Records for this task:
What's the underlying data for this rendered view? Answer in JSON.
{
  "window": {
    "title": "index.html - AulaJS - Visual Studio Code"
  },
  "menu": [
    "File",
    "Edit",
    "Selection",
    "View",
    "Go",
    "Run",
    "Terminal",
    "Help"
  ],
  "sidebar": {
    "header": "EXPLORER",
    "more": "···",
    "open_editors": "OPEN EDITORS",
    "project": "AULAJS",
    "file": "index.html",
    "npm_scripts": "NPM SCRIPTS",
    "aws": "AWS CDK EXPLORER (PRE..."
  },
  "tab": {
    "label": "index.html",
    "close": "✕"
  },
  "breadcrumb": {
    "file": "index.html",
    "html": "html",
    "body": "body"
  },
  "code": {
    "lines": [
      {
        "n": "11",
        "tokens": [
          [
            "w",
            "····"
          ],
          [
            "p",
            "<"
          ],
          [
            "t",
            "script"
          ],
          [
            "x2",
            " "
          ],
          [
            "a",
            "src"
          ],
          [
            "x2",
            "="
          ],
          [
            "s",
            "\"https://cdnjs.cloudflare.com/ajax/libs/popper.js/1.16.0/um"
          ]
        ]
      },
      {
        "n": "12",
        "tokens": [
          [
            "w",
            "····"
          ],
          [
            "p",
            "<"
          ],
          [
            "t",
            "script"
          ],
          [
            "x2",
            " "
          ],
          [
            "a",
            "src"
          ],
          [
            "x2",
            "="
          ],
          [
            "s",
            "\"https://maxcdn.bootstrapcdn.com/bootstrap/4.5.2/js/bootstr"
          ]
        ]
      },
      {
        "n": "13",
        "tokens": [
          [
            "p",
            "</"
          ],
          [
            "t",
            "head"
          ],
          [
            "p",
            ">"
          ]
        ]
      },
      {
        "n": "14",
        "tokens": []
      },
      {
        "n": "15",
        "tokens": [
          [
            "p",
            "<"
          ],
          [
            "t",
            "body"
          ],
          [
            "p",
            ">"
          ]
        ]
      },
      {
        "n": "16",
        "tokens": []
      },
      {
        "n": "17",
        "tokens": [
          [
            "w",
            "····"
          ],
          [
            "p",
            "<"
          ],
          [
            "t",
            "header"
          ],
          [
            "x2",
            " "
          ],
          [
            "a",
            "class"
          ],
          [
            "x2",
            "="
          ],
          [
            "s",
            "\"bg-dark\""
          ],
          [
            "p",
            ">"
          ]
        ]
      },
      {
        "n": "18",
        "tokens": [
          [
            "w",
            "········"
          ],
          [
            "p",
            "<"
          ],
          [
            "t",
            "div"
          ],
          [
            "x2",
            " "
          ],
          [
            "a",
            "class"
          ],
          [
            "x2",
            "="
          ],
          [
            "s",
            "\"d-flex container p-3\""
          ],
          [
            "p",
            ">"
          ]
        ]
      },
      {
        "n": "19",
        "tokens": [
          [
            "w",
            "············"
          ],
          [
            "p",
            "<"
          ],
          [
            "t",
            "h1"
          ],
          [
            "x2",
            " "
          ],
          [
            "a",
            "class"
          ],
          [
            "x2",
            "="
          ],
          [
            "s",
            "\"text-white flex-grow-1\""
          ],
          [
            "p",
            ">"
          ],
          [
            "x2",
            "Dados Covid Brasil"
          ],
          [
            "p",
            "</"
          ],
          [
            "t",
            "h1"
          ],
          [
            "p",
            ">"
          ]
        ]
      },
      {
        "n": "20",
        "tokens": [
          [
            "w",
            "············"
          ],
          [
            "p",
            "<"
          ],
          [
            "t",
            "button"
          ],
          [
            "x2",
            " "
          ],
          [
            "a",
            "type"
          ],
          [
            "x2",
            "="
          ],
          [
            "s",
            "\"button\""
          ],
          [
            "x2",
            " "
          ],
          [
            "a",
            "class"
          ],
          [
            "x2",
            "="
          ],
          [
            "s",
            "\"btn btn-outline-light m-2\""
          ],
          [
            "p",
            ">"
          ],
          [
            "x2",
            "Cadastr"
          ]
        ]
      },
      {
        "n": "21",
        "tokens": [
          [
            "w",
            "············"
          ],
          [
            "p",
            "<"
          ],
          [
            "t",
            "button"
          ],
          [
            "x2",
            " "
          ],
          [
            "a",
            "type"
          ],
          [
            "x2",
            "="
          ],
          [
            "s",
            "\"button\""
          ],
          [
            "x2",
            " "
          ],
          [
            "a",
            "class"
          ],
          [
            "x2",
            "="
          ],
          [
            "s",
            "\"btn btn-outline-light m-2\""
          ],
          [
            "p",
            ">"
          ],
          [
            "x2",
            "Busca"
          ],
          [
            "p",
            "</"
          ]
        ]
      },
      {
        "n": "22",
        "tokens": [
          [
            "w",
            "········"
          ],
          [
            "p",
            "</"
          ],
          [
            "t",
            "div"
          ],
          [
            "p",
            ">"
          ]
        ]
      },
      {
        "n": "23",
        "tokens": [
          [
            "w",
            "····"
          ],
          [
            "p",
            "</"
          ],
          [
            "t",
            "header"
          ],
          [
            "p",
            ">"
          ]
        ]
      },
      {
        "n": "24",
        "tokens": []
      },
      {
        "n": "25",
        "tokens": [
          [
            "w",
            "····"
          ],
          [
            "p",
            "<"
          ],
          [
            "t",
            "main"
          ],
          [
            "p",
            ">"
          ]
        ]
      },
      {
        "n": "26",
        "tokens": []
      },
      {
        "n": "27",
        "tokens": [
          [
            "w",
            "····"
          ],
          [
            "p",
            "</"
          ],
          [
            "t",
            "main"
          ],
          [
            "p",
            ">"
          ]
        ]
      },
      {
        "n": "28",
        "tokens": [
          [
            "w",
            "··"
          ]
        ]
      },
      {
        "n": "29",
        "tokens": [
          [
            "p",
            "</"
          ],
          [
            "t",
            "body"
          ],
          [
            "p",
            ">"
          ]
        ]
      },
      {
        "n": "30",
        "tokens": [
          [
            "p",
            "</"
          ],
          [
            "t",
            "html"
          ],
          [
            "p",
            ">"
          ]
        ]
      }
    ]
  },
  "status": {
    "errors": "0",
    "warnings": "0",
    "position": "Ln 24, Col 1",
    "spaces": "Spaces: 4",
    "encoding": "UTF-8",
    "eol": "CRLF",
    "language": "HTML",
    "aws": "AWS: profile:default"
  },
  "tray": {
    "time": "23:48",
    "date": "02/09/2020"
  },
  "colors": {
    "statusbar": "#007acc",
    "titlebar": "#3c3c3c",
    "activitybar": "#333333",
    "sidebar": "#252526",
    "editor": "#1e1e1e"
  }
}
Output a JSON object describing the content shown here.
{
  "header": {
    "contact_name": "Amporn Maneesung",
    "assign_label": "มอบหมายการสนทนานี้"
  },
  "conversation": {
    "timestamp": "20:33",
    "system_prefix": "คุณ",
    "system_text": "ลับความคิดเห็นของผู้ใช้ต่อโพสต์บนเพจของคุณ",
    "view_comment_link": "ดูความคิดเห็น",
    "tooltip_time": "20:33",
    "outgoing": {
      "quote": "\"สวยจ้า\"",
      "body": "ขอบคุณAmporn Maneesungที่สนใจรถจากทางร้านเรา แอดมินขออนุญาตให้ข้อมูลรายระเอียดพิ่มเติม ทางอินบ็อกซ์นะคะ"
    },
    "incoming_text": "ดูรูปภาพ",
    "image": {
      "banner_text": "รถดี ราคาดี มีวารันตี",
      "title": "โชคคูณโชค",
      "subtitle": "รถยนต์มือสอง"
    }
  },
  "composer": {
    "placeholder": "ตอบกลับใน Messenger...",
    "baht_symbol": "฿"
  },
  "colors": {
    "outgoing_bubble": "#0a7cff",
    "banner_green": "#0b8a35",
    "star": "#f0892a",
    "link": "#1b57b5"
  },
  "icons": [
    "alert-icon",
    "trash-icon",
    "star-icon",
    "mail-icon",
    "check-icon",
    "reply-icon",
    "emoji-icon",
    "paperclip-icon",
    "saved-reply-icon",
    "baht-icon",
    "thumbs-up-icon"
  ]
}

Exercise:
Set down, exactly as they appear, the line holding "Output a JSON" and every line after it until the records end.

Response area:
Output a JSON object describing the content shown here.
{
  "header": {
    "contact_name": "Amporn Maneesung",
    "assign_label": "มอบหมายการสนทนานี้"
  },
  "conversation": {
    "timestamp": "20:33",
    "system_prefix": "คุณ",
    "system_text": "ลับความคิดเห็นของผู้ใช้ต่อโพสต์บนเพจของคุณ",
    "view_comment_link": "ดูความคิดเห็น",
    "tooltip_time": "20:33",
    "outgoing": {
      "quote": "\"สวยจ้า\"",
      "body": "ขอบคุณAmporn Maneesungที่สนใจรถจากทางร้านเรา แอดมินขออนุญาตให้ข้อมูลรายระเอียดพิ่มเติม ทางอินบ็อกซ์นะคะ"
    },
    "incoming_text": "ดูรูปภาพ",
    "image": {
      "banner_text": "รถดี ราคาดี มีวารันตี",
      "title": "โชคคูณโชค",
      "subtitle": "รถยนต์มือสอง"
    }
  },
  "composer": {
    "placeholder": "ตอบกลับใน Messenger...",
    "baht_symbol": "฿"
  },
  "colors": {
    "outgoing_bubble": "#0a7cff",
    "banner_green": "#0b8a35",
    "star": "#f0892a",
    "link": "#1b57b5"
  },
  "icons": [
    "alert-icon",
    "trash-icon",
    "star-icon",
    "mail-icon",
    "check-icon",
    "reply-icon",
    "emoji-icon",
    "paperclip-icon",
    "saved-reply-icon",
    "baht-icon",
    "thumbs-up-icon"
  ]
}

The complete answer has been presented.